Edward Hicks


was the creator of perhaps the most widely recognized and best loved of all American folk paintings. His instantly identifiable
Peaceable Kingdoms,
sixty-two versionsof which are known, are appealing in their apparent, yet deceptive, innocence and in the extraordinary exuberance of their jam-packed compositions. As art historiansEleanor Mather and Caroline Weekley have observed, the images, which evolved in form considerably over the course of the thirty years in which they were Hicks’smost important visual theme, are rich with meaning close to the heart of this devout Quaker.Born April 4, 1780, in Attleborough (now Langhorne), Pennsylvania, Hicks was raised by the David Twining family following the death of his mother. It was throughthe kindness and industriousness of this Quaker family that he first absorbed the religious beliefs that would powerfully influence his life and work. Apprenticed tocoach-makers William and Henry Tomlinson at the age of thirteen, Hicks subsequently used his training to paint not only coaches but also signs, furniture, and other decorated objects. He married Sarah Worstall in 1803, and the couple had five children. While ornamental painting was Hicks’s means of making a living, his truecalling was the Quaker ministry, and he was far better known in his lifetime for this role than for his achievements as an artist.Beginning in 1811 he spoke locally as a minister, and in 1819 he set out from his home in Newtown, Pennsylvania, on the first of several preaching trips. Owing to asplit within the American Society of Friends in 1827, Hicks became a follower of the Hicksite movement led by his cousin, Elias Hicks. This schism in Quakerismdeeply affected the artist. His depictions of animals, based loosely on Isaiah 11:6, “When the wolf shall dwell with the lamb and the leopard shall lie down with the kid,”lend the creatures of the

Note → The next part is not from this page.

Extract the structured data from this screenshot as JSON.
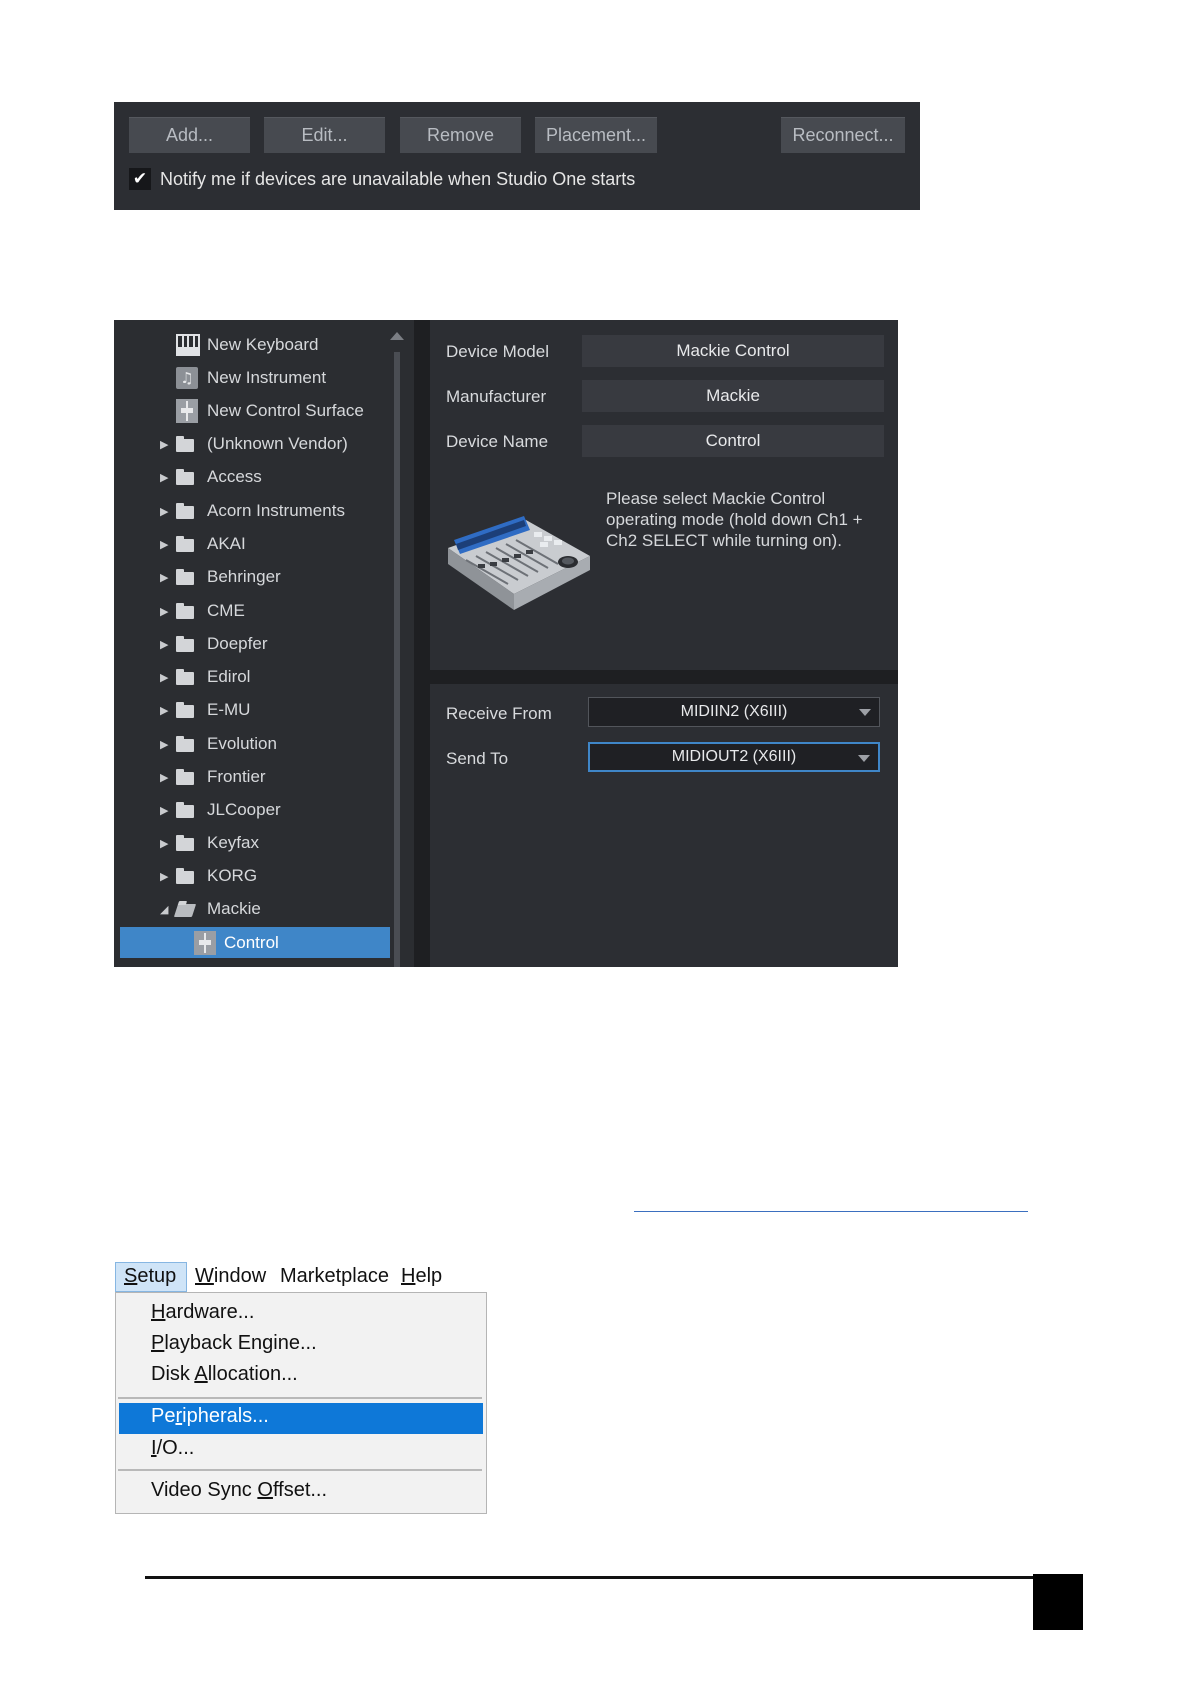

Peaceable Kingdoms
alert and often troubled facial expressions. Their agitation and unease are reflective not only of man’s daily struggle toovercome his natural appetites to achieve a higher level of spirituality, but also of the artist’s angst over the philosophical tumult taking place in Quaker theology at thetime.Hicks turned to easel paintings later in life, producing most of these works after 1820. While ornamental painting continued to be his primary source of income, his portrait works appear to have been created for the pleasure and contemplation of family and close friends in Bucks County, where he lived throughout his life. He wasevidently skilled enough to have provided some instruction to his cousin, Thomas Hicks (1823–1890), who became a portrait artist, and to the young Martin JohnsonHeade (1819–1904). Self-taught and never particularly skillful in the depiction of the human figure, Hicks nevertheless had a talent for adopting elements from printsources, reusing them to create compositions with both deep emotional resonance and clever design.In subjects such as
Penn’s Treaty with the Indians
(thirteen versions) or
The Grave of William Penn
(six versions), he begins with printed sources (The Boydell-Hall engraving after Benjamin West in the first instance, and Paul Gauci’s lithograph after Hendrik Frans de Cort in the second), but transforms them through his bold,idiosyncratic vision. His several farm scenes, in contrast, document places he knew well. In works such as the supremely beautiful
Cornell Farm,
painted toward theend of his life, he achieves an orderly composition and light-infused atmosphere that reflect the belief in a serene heaven-on-earth provided by a beneficent being. Hickshimself had tried his hand at agriculture about 1815, believing it a higher calling than that of being an artist, but was ultimately a failure as a farmer.In addition to the subjects noted above, Hicks made images of Niagara Falls, Washington crossing the Delaware, the signing of the Declaration of Independence,and painted a remarkable
Noah’s Ark
. His work is distinctive in its creation of lively patterns, in the sinuous contours of the creatures depicted, and in the harmonious palette of greens, golds, and browns. Often the works are inscribed with large, careful lettering that reflect the artist’s training as a sign painter. Landscapes from thelatter part of Hicks’s career demonstrate an increased ease of his handling of paint, a more highly developed sense of spatial progression, and a softer, more lyricalatmosphere.At first known only locally, Hicks’s work was rediscovered in the 1930s when it was included in important early exhibitions at the Newark Museum (1930–1931)and the Museum of Modern Art (1935 and 1938), and has been widely exhibited ever since.
See also

Furniture, Painted and Decorated; Painting, American Folk; Painting, Landscape; Religious Folk Art; Trade Signs
Ford, Alice.
Edward Hicks: Painter of the Peaceable Kingdom.
Philadelphia, 1952. ——.
Edward Hicks, His Life and Art.
New York, 1985.Hicks, Edward.
Memoirs of the Life and Religious Labors of E.Hicks.
Philadelphia, 1851.Mather, Eleanor Price, and Dorothy Canning Miller.
Edward Hicks: His Peaceable Kingdoms and Other Paintings.
East Brunswick, N.J., 1983.Weekley, Carolyn.
The Kingdoms of Edward Hicks.